The Liberty Protection Safeguards is a new scheme intended to replace the current Deprivation of Liberty Safeguards for people who are deprived of their liberty within the context of Article 5 of the European Convention on Human Rights. Although delayed, the implementation of the new LPS scheme is April 2022 and there is still much to do before they can be implemented. In Spring 2021, the Government intend to publish the draft Code of Practice and Regulations for a consultation period before the final version being published later in the year. There are also Approved Mental Capacity Professionals to train ahead of the implementation date.
To help provide regular updates, the Government has launched a website containing Liberty Protection Safeguards Factsheets, there are 2 at present, What are they? and An Overview of the Process.
There are 6 key differences between the Liberty Protection Safeguards and the current Deprivation of Liberty scheme.
The second, and most recent factsheet takes a closer look and the process and includes; making a referral, representation and support, assessment and authorisation and reviews.
Making a referral – In most cases either the local authority, CCG or NHS trust will be the responsible body and any Liberty Protection Safeguards requests will go to one of them. The idea is to make the application process as easy as possible and will (although not confirmed) likely be with a standard form. However, it is important that any requests are acted upon and if an application reached one of the responsible bodies in error, the ‘no wrong door’ principle will apply. It will be expected that responsible bodies work together in such cases and where it isn’t clear who the responsible body should be.
Representation and support – If a person doesn’t have family or friends to represent them throughout the process, the Responsible Body must take the necessary steps to ensure that an Independent Mental Capacity Advocate (IMCA) is appointed. Similar to how IMCAs are appointed under S.39a of the Mental Capacity Act for the current Deprivation of Liberty Safeguards scheme. It will be the responsibility of the Responsible Body to ensure that the person and their representative understand the process.
Assessment and authorisation – If assessments are required, the responsible body will arrange them and ensure that attempts are made to consult family member, friends or anyone with an interest in the person’s care. Then, the responsible body will ensure that a pre-authorisation review is undertaken. There are no specific details about who can undertake the review (see below for exceptions) although it can’t be someone involved in the day to day care or treatment of the person and can’t be someone with a connection to the care home. The aim of the pre-authorisation review is to ensure that the qualifying criteria are met:

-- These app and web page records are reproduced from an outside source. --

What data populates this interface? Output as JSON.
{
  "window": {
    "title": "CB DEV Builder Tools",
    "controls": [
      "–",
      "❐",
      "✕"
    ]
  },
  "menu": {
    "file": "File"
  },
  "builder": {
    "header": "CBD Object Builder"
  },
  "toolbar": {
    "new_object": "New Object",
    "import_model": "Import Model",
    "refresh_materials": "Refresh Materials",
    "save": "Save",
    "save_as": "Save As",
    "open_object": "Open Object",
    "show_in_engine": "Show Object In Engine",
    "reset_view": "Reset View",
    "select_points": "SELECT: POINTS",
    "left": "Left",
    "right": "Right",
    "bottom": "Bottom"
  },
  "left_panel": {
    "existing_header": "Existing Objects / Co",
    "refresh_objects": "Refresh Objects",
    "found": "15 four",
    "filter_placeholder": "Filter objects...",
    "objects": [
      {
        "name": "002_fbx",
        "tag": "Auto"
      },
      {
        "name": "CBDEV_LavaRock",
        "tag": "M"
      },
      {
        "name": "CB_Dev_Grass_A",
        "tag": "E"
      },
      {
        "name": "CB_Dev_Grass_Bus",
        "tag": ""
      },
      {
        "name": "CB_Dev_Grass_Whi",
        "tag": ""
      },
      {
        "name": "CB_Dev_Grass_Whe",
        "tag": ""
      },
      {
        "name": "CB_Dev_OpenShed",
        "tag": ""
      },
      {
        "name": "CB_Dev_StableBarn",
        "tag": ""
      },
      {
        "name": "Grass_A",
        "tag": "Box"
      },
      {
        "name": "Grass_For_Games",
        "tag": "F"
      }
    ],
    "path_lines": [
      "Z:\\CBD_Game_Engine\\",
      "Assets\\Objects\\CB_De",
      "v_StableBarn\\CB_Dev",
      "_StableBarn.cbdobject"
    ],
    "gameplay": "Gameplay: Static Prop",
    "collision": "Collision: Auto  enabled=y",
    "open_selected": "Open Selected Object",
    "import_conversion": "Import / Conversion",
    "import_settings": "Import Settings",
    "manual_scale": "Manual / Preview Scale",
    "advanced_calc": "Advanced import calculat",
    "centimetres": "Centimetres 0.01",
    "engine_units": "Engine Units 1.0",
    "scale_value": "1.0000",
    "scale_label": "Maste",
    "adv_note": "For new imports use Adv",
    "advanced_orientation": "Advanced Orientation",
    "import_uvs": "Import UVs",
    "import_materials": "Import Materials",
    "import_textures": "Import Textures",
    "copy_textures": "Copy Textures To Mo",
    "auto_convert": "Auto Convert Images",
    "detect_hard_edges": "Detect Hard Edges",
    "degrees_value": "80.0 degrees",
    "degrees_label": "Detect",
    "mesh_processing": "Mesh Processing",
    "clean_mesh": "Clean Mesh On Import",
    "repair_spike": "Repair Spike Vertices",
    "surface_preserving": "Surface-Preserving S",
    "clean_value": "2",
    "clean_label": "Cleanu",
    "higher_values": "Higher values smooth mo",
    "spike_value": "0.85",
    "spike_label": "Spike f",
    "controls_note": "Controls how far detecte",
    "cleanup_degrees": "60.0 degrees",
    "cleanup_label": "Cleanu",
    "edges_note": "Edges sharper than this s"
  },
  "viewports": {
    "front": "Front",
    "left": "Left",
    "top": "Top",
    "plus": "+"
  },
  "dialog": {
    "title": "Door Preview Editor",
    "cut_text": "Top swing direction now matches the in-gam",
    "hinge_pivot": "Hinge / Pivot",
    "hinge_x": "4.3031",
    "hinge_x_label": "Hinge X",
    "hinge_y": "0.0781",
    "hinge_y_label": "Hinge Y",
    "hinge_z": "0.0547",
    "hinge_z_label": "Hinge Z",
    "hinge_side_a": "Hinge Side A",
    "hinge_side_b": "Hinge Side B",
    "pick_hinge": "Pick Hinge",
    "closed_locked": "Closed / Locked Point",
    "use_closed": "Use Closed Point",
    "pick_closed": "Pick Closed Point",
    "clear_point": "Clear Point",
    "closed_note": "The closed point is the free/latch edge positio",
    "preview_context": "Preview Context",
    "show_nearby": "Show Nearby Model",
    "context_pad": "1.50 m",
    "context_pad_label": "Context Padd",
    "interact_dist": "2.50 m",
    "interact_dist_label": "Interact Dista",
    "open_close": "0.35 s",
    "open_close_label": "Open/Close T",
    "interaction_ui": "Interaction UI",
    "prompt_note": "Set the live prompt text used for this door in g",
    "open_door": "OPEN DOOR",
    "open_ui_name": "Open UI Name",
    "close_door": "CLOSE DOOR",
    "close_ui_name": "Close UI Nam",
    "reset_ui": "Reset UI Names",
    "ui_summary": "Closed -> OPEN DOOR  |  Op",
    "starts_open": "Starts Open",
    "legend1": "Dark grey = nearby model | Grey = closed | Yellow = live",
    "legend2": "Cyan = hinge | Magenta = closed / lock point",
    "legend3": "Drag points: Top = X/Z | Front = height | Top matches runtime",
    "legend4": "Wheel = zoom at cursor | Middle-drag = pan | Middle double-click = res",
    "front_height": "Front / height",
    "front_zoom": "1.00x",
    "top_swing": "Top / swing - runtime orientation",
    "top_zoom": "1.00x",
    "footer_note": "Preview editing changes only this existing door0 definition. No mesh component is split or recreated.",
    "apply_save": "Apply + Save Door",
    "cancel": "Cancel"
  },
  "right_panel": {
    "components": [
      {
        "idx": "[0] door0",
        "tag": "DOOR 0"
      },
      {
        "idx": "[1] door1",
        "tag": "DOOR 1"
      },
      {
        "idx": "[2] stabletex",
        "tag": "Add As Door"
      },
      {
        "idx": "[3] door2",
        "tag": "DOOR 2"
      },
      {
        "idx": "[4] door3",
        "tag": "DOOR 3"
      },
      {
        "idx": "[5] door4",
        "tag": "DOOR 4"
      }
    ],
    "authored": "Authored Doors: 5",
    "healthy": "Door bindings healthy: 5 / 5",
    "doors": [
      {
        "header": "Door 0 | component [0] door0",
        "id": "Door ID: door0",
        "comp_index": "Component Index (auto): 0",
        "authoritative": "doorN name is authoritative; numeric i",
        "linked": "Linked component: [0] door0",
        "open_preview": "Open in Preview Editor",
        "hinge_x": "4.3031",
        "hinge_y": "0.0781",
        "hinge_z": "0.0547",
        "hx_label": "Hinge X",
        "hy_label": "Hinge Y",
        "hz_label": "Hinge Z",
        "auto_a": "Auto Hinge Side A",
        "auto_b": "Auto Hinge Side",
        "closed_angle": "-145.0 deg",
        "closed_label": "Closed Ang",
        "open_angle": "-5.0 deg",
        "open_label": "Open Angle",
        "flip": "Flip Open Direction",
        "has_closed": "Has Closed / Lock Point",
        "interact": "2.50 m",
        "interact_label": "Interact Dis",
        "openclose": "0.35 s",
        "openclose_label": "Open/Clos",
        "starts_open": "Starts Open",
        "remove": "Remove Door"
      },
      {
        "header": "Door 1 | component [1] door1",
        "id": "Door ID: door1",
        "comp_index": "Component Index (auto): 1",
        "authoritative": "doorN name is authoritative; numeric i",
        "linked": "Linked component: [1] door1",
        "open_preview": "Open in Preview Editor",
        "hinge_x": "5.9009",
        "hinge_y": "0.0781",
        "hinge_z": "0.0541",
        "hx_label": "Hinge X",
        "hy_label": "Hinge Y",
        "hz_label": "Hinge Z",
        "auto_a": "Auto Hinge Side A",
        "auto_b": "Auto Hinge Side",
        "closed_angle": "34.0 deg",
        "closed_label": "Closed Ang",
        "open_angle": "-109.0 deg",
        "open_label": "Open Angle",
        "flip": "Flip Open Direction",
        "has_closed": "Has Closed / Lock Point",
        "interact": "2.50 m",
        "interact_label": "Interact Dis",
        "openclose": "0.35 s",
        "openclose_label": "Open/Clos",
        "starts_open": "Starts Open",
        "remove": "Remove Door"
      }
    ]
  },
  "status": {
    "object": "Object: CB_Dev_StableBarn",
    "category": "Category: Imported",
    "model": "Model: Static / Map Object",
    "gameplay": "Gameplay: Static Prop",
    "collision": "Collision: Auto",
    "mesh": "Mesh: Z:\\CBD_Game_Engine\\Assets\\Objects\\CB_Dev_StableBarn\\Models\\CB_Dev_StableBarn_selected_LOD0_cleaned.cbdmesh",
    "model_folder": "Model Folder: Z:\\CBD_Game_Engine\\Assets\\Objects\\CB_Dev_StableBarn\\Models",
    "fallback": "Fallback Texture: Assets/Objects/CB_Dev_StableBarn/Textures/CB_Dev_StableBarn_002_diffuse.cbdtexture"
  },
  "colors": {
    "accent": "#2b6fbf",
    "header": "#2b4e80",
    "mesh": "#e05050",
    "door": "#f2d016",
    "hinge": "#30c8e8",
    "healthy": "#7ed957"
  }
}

There are certain circumstances whereby an Approved Mental Capacity Professional (AMCP) must undertake the pre-authorisation review. This will be when the care arrangements are being provided in an independent hospital or when the person is objecting to the care arrangements or proposed care arrangements. The AMCP is a new role and in many ways, comparable to the current Best Interests Assessor role. There will be other circumstances where a case can be referred to an AMCP and these will be detailed further in the new Code of Practice which is due to be consulted upon and published in 2021.
One the pre-authorisation review is completed, and the qualifying criteria met, the Responsible Body can authorise the deprivation of liberty. Similar to the current Deprivation of Liberty Safeguards, this can initially be for up to 12 months followed by a further period of 12 months if required. However, after this, if appropriate, the authorisation can be renewed for up to 3 years. Further details about when a 3 year authorisation might be appropriate will be detailed further in the new Code of Practice.
Reviews – It will be the responsibility of the Responsible Body to ensure that a programme of reviews is undertaken to ensure that the authorisation is still required and the qualifying criteria met. That would generally be when the authorisation is expiring but can also be if the person’s circumstances change significantly or any of the qualifying criteria are no longer met. The person, their family, IMCA or appropriate person will be able to challenge the authorisation with an application to the Court of Protection.